TASK GOAL => Could you print every entry below exactly as given?

[Start of Attachment]

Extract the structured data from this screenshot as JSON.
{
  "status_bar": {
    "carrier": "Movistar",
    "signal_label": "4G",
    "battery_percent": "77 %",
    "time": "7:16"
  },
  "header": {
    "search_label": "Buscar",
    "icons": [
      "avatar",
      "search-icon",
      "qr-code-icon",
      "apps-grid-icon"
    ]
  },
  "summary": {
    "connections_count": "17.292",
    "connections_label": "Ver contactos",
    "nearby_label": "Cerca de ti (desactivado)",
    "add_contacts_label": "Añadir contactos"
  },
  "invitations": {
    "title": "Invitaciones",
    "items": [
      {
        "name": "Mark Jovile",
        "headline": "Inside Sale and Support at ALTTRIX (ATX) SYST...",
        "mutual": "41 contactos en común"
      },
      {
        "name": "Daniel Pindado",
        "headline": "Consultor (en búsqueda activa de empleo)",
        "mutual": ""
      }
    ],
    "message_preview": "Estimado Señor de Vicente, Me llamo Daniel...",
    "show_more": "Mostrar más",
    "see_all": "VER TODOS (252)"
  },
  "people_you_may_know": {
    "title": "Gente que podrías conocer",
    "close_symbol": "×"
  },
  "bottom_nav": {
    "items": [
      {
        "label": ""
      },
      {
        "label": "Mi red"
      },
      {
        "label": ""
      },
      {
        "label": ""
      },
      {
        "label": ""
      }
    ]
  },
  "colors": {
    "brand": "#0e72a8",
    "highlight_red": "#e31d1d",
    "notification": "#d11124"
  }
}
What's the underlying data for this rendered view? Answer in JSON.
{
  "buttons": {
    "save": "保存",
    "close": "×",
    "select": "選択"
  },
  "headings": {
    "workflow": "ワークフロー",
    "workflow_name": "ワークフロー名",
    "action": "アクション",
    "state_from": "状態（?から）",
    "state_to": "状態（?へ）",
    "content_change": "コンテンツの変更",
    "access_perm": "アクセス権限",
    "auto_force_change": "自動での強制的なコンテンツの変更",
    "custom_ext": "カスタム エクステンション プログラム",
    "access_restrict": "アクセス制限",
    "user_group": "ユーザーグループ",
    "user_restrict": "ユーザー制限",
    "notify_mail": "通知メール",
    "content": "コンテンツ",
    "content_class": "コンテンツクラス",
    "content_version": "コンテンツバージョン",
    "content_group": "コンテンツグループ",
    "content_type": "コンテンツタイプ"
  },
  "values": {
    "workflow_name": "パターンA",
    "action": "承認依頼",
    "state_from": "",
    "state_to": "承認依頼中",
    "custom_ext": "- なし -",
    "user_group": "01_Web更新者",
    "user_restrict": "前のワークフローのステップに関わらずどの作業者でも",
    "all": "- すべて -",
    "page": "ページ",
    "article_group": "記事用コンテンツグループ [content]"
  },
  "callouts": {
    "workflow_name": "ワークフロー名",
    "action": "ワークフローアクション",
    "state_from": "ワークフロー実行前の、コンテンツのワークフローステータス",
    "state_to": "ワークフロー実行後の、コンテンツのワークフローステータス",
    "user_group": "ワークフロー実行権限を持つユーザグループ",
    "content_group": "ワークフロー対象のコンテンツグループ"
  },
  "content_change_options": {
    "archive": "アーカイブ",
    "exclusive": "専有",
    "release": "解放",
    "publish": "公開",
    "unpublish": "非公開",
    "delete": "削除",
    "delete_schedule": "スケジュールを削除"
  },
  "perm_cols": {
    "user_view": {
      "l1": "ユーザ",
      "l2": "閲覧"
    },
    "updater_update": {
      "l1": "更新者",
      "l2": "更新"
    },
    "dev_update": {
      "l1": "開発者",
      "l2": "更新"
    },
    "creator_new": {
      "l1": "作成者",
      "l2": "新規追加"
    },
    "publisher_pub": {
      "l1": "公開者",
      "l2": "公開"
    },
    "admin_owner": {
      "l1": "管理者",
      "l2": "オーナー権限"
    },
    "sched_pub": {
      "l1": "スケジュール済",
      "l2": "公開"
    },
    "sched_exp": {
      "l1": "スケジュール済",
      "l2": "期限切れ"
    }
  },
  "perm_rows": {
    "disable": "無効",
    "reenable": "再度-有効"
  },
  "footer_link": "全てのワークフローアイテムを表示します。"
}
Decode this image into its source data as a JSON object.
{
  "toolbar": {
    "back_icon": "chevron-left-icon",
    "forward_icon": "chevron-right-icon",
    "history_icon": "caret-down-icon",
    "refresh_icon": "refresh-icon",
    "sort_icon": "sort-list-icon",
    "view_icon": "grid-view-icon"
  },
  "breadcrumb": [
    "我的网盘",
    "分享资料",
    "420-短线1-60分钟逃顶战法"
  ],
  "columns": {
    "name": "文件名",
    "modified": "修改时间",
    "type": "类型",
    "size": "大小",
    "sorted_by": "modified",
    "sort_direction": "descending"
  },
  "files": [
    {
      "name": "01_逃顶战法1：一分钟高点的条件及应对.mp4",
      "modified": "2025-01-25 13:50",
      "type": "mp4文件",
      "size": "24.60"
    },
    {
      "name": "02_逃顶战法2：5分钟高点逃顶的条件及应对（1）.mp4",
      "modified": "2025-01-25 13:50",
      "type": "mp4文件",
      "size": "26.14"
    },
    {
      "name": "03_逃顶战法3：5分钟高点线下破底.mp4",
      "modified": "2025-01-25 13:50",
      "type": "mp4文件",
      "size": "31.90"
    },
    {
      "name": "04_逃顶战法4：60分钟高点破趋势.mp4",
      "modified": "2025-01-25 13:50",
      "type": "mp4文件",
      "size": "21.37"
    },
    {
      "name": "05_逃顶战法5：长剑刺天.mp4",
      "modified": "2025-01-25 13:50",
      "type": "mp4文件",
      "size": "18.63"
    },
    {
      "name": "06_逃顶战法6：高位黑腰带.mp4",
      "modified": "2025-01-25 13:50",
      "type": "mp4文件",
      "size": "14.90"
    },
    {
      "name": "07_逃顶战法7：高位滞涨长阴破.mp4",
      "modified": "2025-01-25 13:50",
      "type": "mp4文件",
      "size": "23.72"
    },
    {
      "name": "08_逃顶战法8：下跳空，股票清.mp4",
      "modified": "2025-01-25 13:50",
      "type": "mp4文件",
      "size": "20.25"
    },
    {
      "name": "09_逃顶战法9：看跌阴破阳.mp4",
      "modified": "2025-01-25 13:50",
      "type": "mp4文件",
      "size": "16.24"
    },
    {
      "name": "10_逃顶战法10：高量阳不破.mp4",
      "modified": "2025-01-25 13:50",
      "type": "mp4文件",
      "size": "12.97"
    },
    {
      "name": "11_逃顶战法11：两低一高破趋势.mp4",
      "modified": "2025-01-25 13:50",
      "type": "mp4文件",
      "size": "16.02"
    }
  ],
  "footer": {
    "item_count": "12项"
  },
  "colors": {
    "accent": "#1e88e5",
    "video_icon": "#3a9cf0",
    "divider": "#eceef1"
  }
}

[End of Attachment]

WRITTEN RESPONSE =>
Extract the structured data from this screenshot as JSON.
{
  "status_bar": {
    "carrier": "Movistar",
    "signal_label": "4G",
    "battery_percent": "77 %",
    "time": "7:16"
  },
  "header": {
    "search_label": "Buscar",
    "icons": [
      "avatar",
      "search-icon",
      "qr-code-icon",
      "apps-grid-icon"
    ]
  },
  "summary": {
    "connections_count": "17.292",
    "connections_label": "Ver contactos",
    "nearby_label": "Cerca de ti (desactivado)",
    "add_contacts_label": "Añadir contactos"
  },
  "invitations": {
    "title": "Invitaciones",
    "items": [
      {
        "name": "Mark Jovile",
        "headline": "Inside Sale and Support at ALTTRIX (ATX) SYST...",
        "mutual": "41 contactos en común"
      },
      {
        "name": "Daniel Pindado",
        "headline": "Consultor (en búsqueda activa de empleo)",
        "mutual": ""
      }
    ],
    "message_preview": "Estimado Señor de Vicente, Me llamo Daniel...",
    "show_more": "Mostrar más",
    "see_all": "VER TODOS (252)"
  },
  "people_you_may_know": {
    "title": "Gente que podrías conocer",
    "close_symbol": "×"
  },
  "bottom_nav": {
    "items": [
      {
        "label": ""
      },
      {
        "label": "Mi red"
      },
      {
        "label": ""
      },
      {
        "label": ""
      },
      {
        "label": ""
      }
    ]
  },
  "colors": {
    "brand": "#0e72a8",
    "highlight_red": "#e31d1d",
    "notification": "#d11124"
  }
}
What's the underlying data for this rendered view? Answer in JSON.
{
  "buttons": {
    "save": "保存",
    "close": "×",
    "select": "選択"
  },
  "headings": {
    "workflow": "ワークフロー",
    "workflow_name": "ワークフロー名",
    "action": "アクション",
    "state_from": "状態（?から）",
    "state_to": "状態（?へ）",
    "content_change": "コンテンツの変更",
    "access_perm": "アクセス権限",
    "auto_force_change": "自動での強制的なコンテンツの変更",
    "custom_ext": "カスタム エクステンション プログラム",
    "access_restrict": "アクセス制限",
    "user_group": "ユーザーグループ",
    "user_restrict": "ユーザー制限",
    "notify_mail": "通知メール",
    "content": "コンテンツ",
    "content_class": "コンテンツクラス",
    "content_version": "コンテンツバージョン",
    "content_group": "コンテンツグループ",
    "content_type": "コンテンツタイプ"
  },
  "values": {
    "workflow_name": "パターンA",
    "action": "承認依頼",
    "state_from": "",
    "state_to": "承認依頼中",
    "custom_ext": "- なし -",
    "user_group": "01_Web更新者",
    "user_restrict": "前のワークフローのステップに関わらずどの作業者でも",
    "all": "- すべて -",
    "page": "ページ",
    "article_group": "記事用コンテンツグループ [content]"
  },
  "callouts": {
    "workflow_name": "ワークフロー名",
    "action": "ワークフローアクション",
    "state_from": "ワークフロー実行前の、コンテンツのワークフローステータス",
    "state_to": "ワークフロー実行後の、コンテンツのワークフローステータス",
    "user_group": "ワークフロー実行権限を持つユーザグループ",
    "content_group": "ワークフロー対象のコンテンツグループ"
  },
  "content_change_options": {
    "archive": "アーカイブ",
    "exclusive": "専有",
    "release": "解放",
    "publish": "公開",
    "unpublish": "非公開",
    "delete": "削除",
    "delete_schedule": "スケジュールを削除"
  },
  "perm_cols": {
    "user_view": {
      "l1": "ユーザ",
      "l2": "閲覧"
    },
    "updater_update": {
      "l1": "更新者",
      "l2": "更新"
    },
    "dev_update": {
      "l1": "開発者",
      "l2": "更新"
    },
    "creator_new": {
      "l1": "作成者",
      "l2": "新規追加"
    },
    "publisher_pub": {
      "l1": "公開者",
      "l2": "公開"
    },
    "admin_owner": {
      "l1": "管理者",
      "l2": "オーナー権限"
    },
    "sched_pub": {
      "l1": "スケジュール済",
      "l2": "公開"
    },
    "sched_exp": {
      "l1": "スケジュール済",
      "l2": "期限切れ"
    }
  },
  "perm_rows": {
    "disable": "無効",
    "reenable": "再度-有効"
  },
  "footer_link": "全てのワークフローアイテムを表示します。"
}
Decode this image into its source data as a JSON object.
{
  "toolbar": {
    "back_icon": "chevron-left-icon",
    "forward_icon": "chevron-right-icon",
    "history_icon": "caret-down-icon",
    "refresh_icon": "refresh-icon",
    "sort_icon": "sort-list-icon",
    "view_icon": "grid-view-icon"
  },
  "breadcrumb": [
    "我的网盘",
    "分享资料",
    "420-短线1-60分钟逃顶战法"
  ],
  "columns": {
    "name": "文件名",
    "modified": "修改时间",
    "type": "类型",
    "size": "大小",
    "sorted_by": "modified",
    "sort_direction": "descending"
  },
  "files": [
    {
      "name": "01_逃顶战法1：一分钟高点的条件及应对.mp4",
      "modified": "2025-01-25 13:50",
      "type": "mp4文件",
      "size": "24.60"
    },
    {
      "name": "02_逃顶战法2：5分钟高点逃顶的条件及应对（1）.mp4",
      "modified": "2025-01-25 13:50",
      "type": "mp4文件",
      "size": "26.14"
    },
    {
      "name": "03_逃顶战法3：5分钟高点线下破底.mp4",
      "modified": "2025-01-25 13:50",
      "type": "mp4文件",
      "size": "31.90"
    },
    {
      "name": "04_逃顶战法4：60分钟高点破趋势.mp4",
      "modified": "2025-01-25 13:50",
      "type": "mp4文件",
      "size": "21.37"
    },
    {
      "name": "05_逃顶战法5：长剑刺天.mp4",
      "modified": "2025-01-25 13:50",
      "type": "mp4文件",
      "size": "18.63"
    },
    {
      "name": "06_逃顶战法6：高位黑腰带.mp4",
      "modified": "2025-01-25 13:50",
      "type": "mp4文件",
      "size": "14.90"
    },
    {
      "name": "07_逃顶战法7：高位滞涨长阴破.mp4",
      "modified": "2025-01-25 13:50",
      "type": "mp4文件",
      "size": "23.72"
    },
    {
      "name": "08_逃顶战法8：下跳空，股票清.mp4",
      "modified": "2025-01-25 13:50",
      "type": "mp4文件",
      "size": "20.25"
    },
    {
      "name": "09_逃顶战法9：看跌阴破阳.mp4",
      "modified": "2025-01-25 13:50",
      "type": "mp4文件",
      "size": "16.24"
    },
    {
      "name": "10_逃顶战法10：高量阳不破.mp4",
      "modified": "2025-01-25 13:50",
      "type": "mp4文件",
      "size": "12.97"
    },
    {
      "name": "11_逃顶战法11：两低一高破趋势.mp4",
      "modified": "2025-01-25 13:50",
      "type": "mp4文件",
      "size": "16.02"
    }
  ],
  "footer": {
    "item_count": "12项"
  },
  "colors": {
    "accent": "#1e88e5",
    "video_icon": "#3a9cf0",
    "divider": "#eceef1"
  }
}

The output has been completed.